Kaul’s influence spread through Black History Month

Elaina Mankowski , Layout Editor

As a self proclaimed redneck kid growing up in South Dakota, Michael Kaul, U.S. history and psychology teacher, was always touched by Dr. Martin Luther King’s words. After ending up teaching in a school with little diversity, he wanted to teach about other cultures and celebrate them.

“It never mattered to me how someone dressed or what their hair looked like,” Kaul said. “It mattered how they treated me and how they treated others.”

The Origins

When teaching at Hudson High School, Kaul started an all day celebration for Black History Month. He shared culture through poetry, music and speeches. Once he moved back to Stillwater, he brought the tradition with him.

Photo by Natalie Williams
AP psychology teacher Michal Kaul teaches a group of sophmores, juniors and seniors. Kaul is a known favorite among students.

Kaul said he “wanted to do something to honor Dr. King,” by sharing “poetry and speeches.” He said it became a form of “personal expression” for students.

“It just brought a tear to my eye. It was powerful and beautiful on its own, but along with that, it was read by someone who you would never have expected to read in front of an audience. That was personal expression, and that is what is powerful to me,””

— Michael Kaul

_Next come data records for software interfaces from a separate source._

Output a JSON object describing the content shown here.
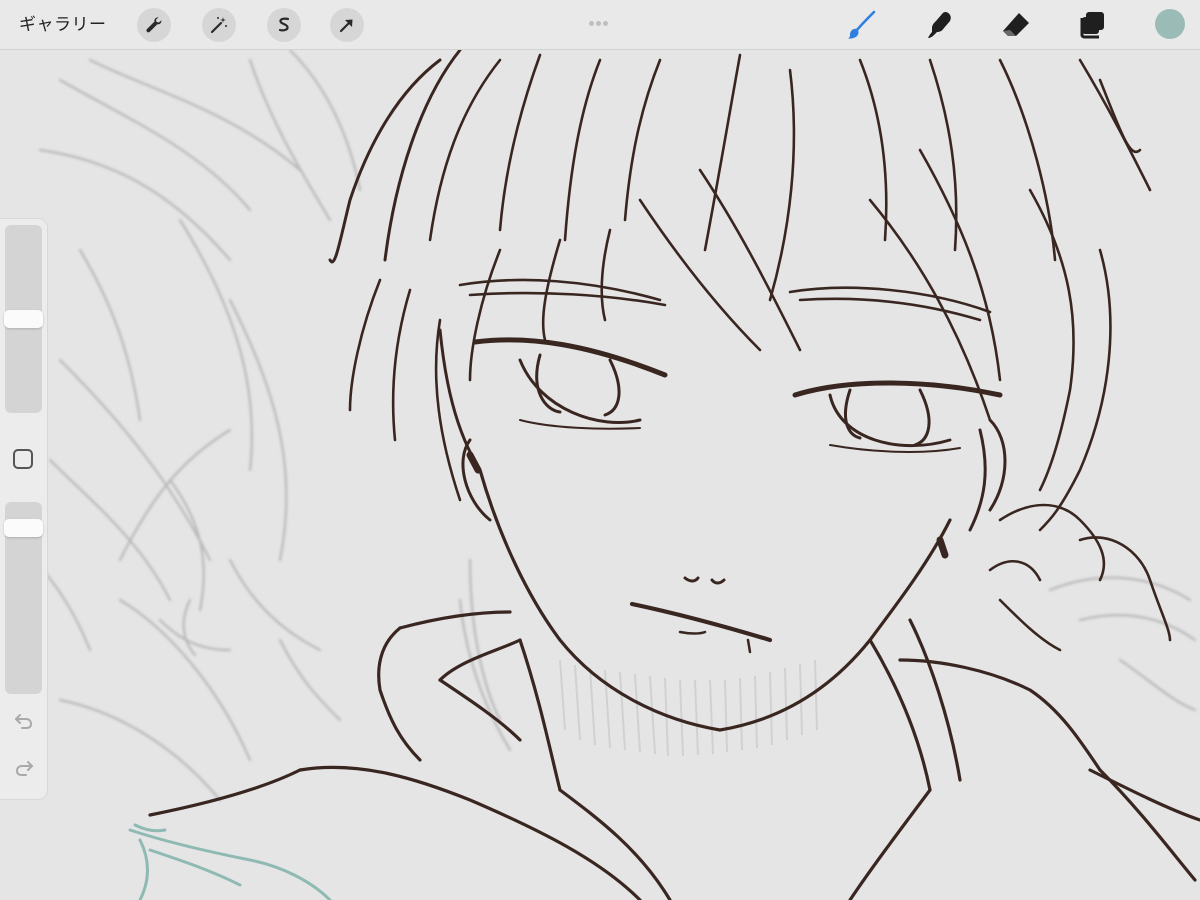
{
  "toolbar": {
    "gallery_label": "ギャラリー",
    "left_tools": [
      {
        "name": "actions",
        "icon": "wrench-icon"
      },
      {
        "name": "adjustments",
        "icon": "magic-wand-icon"
      },
      {
        "name": "selection",
        "icon": "selection-s-icon"
      },
      {
        "name": "transform",
        "icon": "arrow-cursor-icon"
      }
    ],
    "right_tools": [
      {
        "name": "brush",
        "icon": "brush-icon",
        "active": true
      },
      {
        "name": "smudge",
        "icon": "smudge-finger-icon",
        "active": false
      },
      {
        "name": "eraser",
        "icon": "eraser-icon",
        "active": false
      },
      {
        "name": "layers",
        "icon": "layers-icon",
        "active": false
      }
    ],
    "current_color": "#9bbcb6"
  },
  "sidebar": {
    "brush_size_level": 0.5,
    "opacity_level": 0.9,
    "modify_icon": "square-modify-icon",
    "undo_icon": "undo-icon",
    "redo_icon": "redo-icon"
  },
  "colors": {
    "active_tool": "#2f7fe0",
    "inactive_tool": "#1f1f1f",
    "ink": "#3a2620",
    "sketch": "#a8a8a8",
    "teal_stroke": "#8fbab3",
    "paper": "#e6e6e6"
  }
}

Eventually, the Black History Month presentation became a huge event. It turned from a one day event to a whole week. It became a time to celebrate other cultures within the school and it became more than that; it became an event where students no matter their race or gender were able to express, celebrate and give back to the African American individuals who inspired and enriched their lives.

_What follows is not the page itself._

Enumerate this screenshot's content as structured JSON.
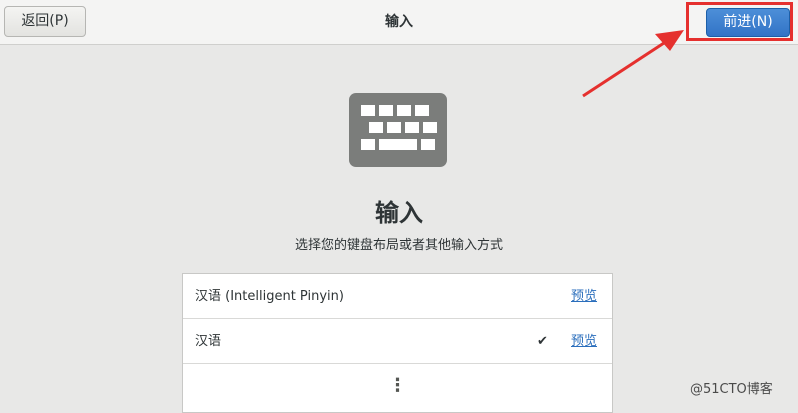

“I think there is some real cultural sensitivity about who can and should present things,” Kaul said. “I have always thought of it as a time where anyone can share something that spoke to them.”

Not only has the presentation served as an outlet for self expression, but it has also brought attention to the students’ views on Black History Month and black culture.

Freshman Flora Montcho explained the presentation has further opened her eyes to “issues involving race the school has,” and when she presents she hopes it will “give people the comfort of knowing someone sees them.”

The Influence

The amount of students who have stepped up and wanted to present something meaningful to them is what has truly made Kaul proud throughout his years of putting on this presentation. Kaul was thrilled by this because it added personality to the presentation and allowed students to connect with their peers.

Kaul explained that one year a student named Kevin Reed asked if he could perform a tribute song he wrote for Jimmy Hendrix, his idol. Kaul willingly allowed it.

Another year, Jesse, a student in the special education program, approached Kaul and asked if he could read a poem. He had wrote the poem specifically for the presentation and wanted to share it with his peers.

“It just brought a tear to my eye. It was powerful and beautiful on its own, but along with that, it was read by someone who you would never have expected to read in front of an audience. That was personal expression, and that is what is powerful to me,” Kaul said.

Kaul wants to hear the perspectives of many. It not only influences him, but brings inspiration to the whole audience. He finds meaning in the personal expressions.

“Flora, I hear awesome things about your speeches,” Kaul said.

“My most recent speech is about the N-word. I could take the most meaningful parts and revise it to make it about five minutes long,” Montcho said.

“If you could, that would be amazing. It would really mean a lot to me,” Kaul said.

Black History Month Presentation Today

For a bit of time, the Black History Month presentation was discontinued. Two years ago, Khuluc Yang, senior and student council president sought out Kaul and proposed rebooting the presentation.

“It started when I read a poem,” Yang said. “And then I just kind of fell in love with it. It really brought the whole community together, whether you were a performer, or just somebody in the audience.”

Along with Yang, other student council members that are working on BLAST Week have been working to bring the whole presentation together. The black history month celebration takes place during BLAST week in third hour and flex. Along with students expressing their beliefs and cultures, there are also some special guests attending.

“Robert Robinson [iconic gospel singer from Minnesota] is coming in to close out our presentation. He will blow the doors off this auditorium with his voice,” Kaul added.

The Black History Month presentation celebrates beliefs and history as well as inspiring staff, students and the community. The hopes of it are to teach about black history and give students a platform to express their thoughts and views.

“The self expression is the coolest part to me,” Kaul said. “It’s the part that truly influences others.”